Encounters of the Uncomfortable Kind
First, the random business: A male friend of mine asked me last week if my boobs had grown. Now I'm no doctor, but as I haven't had a growth spurt of any kind in well, ever, I find it unlikely that my girls took it upon themselves to burst forth. I did, however, think it was a nice way to point out that he was looking at my rack, but was attempting to bring them into the conversation so they wouldn't feel left out.
It's the little things.
Now, onto the big stuff.
Ever wish something would happen, and then as soon as it does, wish you'd never wished it? (Ever think you'd use the word "wish" three times in one sentence?) Well, this weekend my parents met my boyfriend.
As soon as I agreed to the dinner, I got heart palpitations. In fact, he and I spent about ten minutes feeling each other's heart and saying, "Whoa, is it supposed to beat that fast? No, seriously, feel my heart now."
And as happy as I was that my parents were willing to take the first step in meeting someone that is very important to me, I knew there was a long way to go. I also knew I had a bad feeling about the situation when I started thinking about stand-ins for Elon. We considered renting an incredibly rude orthodox Jew for the night. Or maybe a lesbian just to spice things up (she’d of course, be a nice, Jewish lesbian). You know, so they could be traumatized enough that they realized me having a nice, considerate boyfriend by my side from a different background isn’t such a bad thing when faced with the alternatives (not that I have anything against orthodox Jews or lesbians).
So we went out to dinner. And I can't think of any situation that I've been in that has been quite as uncomfortable. My parents barely made eye contact with him and hardly addressed him at all. He was obviously uncomfortable and is shy, so I think it took everything he had not to retreat to safety under the table.
One of our only saving graces was the fact that there was a bachlorette party taking place in the other room. Whenever there was an uncomfortable silence at our table, the "woo hoo!" coming from the ladies in the other room as their stripper arrived added the comedic content we so sorely needed.

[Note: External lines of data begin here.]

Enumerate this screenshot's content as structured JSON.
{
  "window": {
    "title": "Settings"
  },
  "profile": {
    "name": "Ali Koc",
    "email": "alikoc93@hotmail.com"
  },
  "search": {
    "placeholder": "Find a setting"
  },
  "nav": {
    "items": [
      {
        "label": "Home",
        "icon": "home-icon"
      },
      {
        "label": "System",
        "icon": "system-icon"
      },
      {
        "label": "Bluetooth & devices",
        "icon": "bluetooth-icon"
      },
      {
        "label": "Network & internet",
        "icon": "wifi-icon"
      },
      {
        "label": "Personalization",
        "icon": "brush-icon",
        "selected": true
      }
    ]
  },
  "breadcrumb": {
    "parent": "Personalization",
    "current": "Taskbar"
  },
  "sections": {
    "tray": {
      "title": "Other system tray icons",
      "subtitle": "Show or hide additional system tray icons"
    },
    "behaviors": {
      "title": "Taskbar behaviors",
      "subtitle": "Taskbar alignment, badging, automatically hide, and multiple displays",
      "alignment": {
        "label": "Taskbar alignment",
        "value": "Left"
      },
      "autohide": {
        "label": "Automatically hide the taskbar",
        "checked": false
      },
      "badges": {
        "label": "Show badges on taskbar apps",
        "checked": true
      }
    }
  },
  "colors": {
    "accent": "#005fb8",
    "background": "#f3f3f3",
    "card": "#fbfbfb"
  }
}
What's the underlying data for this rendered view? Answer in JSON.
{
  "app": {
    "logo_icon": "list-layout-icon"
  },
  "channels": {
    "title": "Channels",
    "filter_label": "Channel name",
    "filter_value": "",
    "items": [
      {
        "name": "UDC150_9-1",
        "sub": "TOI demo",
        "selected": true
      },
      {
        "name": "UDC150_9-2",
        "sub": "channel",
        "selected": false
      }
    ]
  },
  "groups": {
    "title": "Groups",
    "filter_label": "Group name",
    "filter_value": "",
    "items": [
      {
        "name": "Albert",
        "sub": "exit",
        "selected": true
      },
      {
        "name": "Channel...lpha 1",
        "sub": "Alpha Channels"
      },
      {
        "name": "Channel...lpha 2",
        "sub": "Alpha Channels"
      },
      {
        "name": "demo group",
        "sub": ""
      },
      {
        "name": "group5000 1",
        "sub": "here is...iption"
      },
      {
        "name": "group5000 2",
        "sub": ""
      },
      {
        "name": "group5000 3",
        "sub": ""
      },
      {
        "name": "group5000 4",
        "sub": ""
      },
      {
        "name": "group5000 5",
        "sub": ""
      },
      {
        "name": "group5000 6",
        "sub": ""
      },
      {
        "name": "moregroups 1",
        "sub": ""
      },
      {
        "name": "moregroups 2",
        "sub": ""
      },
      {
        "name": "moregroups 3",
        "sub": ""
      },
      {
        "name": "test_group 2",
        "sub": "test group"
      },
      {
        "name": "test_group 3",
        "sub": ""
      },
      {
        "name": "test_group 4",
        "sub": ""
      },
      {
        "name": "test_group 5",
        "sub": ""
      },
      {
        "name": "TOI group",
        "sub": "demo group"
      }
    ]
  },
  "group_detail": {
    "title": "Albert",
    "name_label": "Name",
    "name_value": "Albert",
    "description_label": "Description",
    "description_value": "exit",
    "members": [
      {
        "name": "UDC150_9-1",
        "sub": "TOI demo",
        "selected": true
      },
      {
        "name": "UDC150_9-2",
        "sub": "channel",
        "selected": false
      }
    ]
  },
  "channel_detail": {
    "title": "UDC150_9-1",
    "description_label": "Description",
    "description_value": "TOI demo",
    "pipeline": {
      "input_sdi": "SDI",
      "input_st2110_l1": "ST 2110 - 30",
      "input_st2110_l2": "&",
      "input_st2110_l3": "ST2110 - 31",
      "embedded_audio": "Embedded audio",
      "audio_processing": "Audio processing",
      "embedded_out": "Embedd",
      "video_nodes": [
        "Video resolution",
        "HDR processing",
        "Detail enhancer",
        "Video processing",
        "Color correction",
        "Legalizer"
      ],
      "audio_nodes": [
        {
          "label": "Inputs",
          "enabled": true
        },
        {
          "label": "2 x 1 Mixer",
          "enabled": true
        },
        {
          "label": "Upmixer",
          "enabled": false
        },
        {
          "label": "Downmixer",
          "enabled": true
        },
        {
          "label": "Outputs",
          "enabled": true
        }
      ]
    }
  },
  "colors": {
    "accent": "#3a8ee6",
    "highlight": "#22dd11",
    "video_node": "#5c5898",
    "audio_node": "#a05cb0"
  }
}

In the end, I'm just glad it's done, because getting them to meet him was the first hurdle. But in other ways it's kind of sad. My parents were far from the sweet, caring, warm people that I know. And Elon was so nervous that they couldn't see how charming, and intelligent and wonderful he is. So in the end, they're still strangers, except now they're strangers who have met once and aren't looking forward to the next encounter. And I still love them both.
If the dinner had been a sitcom, the stripper from the bachlorette party would have bound into the front room of the restaurant, started shaking his moneymaker, and grabbed me or my mother and made us part of the show. And we would have laughed and laughed.
Sometimes I wish my life was more like a sitcom. Then again, sitcoms have uncomfortable moments, too, so maybe this is just one moment on the way to a happy ending (not the massage kind, of course). Or at least, one we all can live with.